_Work order:_
Where the records below have a line with "JSON", that line is to be copied.

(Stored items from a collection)

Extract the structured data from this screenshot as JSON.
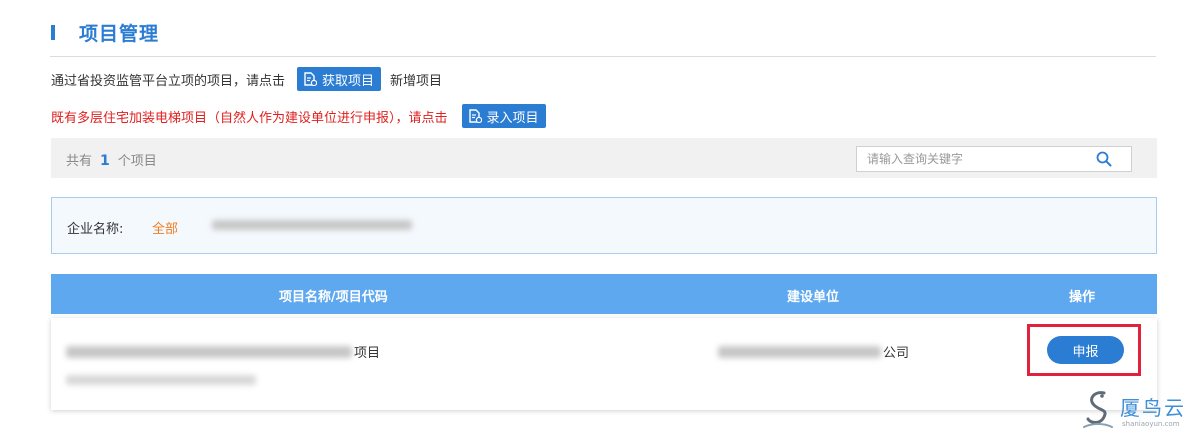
{
  "page": {
    "title": "项目管理"
  },
  "intro": {
    "line1_text": "通过省投资监管平台立项的项目，请点击",
    "fetch_button": "获取项目",
    "line1_suffix": "新增项目",
    "line2_text": "既有多层住宅加装电梯项目（自然人作为建设单位进行申报），请点击",
    "enter_button": "录入项目"
  },
  "summary": {
    "prefix": "共有",
    "count": "1",
    "suffix": "个项目",
    "search_placeholder": "请输入查询关键字"
  },
  "filter": {
    "label": "企业名称:",
    "all_option": "全部"
  },
  "table": {
    "columns": [
      "项目名称/项目代码",
      "建设单位",
      "操作"
    ],
    "rows": [
      {
        "name_suffix": "项目",
        "unit_suffix": "公司",
        "action": "申报"
      }
    ]
  },
  "watermark": {
    "brand": "厦鸟云",
    "site": "shaniaoyun.com"
  },
  "colors": {
    "primary": "#2b7cd3",
    "table_header": "#5ea8ef",
    "warning_text": "#e02020",
    "filter_all": "#f07d22",
    "highlight": "#e0223d"
  }
}
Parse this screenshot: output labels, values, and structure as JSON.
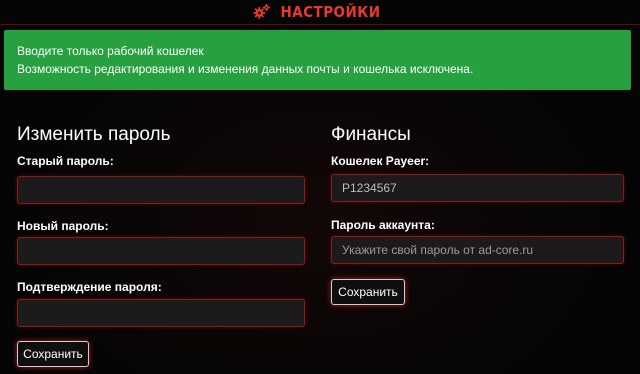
{
  "header": {
    "title": "НАСТРОЙКИ",
    "icon": "gears-icon"
  },
  "alert": {
    "line1": "Вводите только рабочий кошелек",
    "line2": "Возможность редактирования и изменения данных почты и кошелька исключена."
  },
  "password_section": {
    "title": "Изменить пароль",
    "old_label": "Старый пароль:",
    "old_value": "",
    "new_label": "Новый пароль:",
    "new_value": "",
    "confirm_label": "Подтверждение пароля:",
    "confirm_value": "",
    "save_label": "Сохранить"
  },
  "finance_section": {
    "title": "Финансы",
    "wallet_label": "Кошелек Payeer:",
    "wallet_value": "P1234567",
    "account_password_label": "Пароль аккаунта:",
    "account_password_placeholder": "Укажите свой пароль от ad-core.ru",
    "save_label": "Сохранить"
  },
  "colors": {
    "accent_red": "#e8392f",
    "alert_green": "#27a03f",
    "input_border": "#8b1a1a"
  }
}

_Output of the task:_
Extract the structured data from this screenshot as JSON.
Parse this screenshot: output labels, values, and structure as JSON.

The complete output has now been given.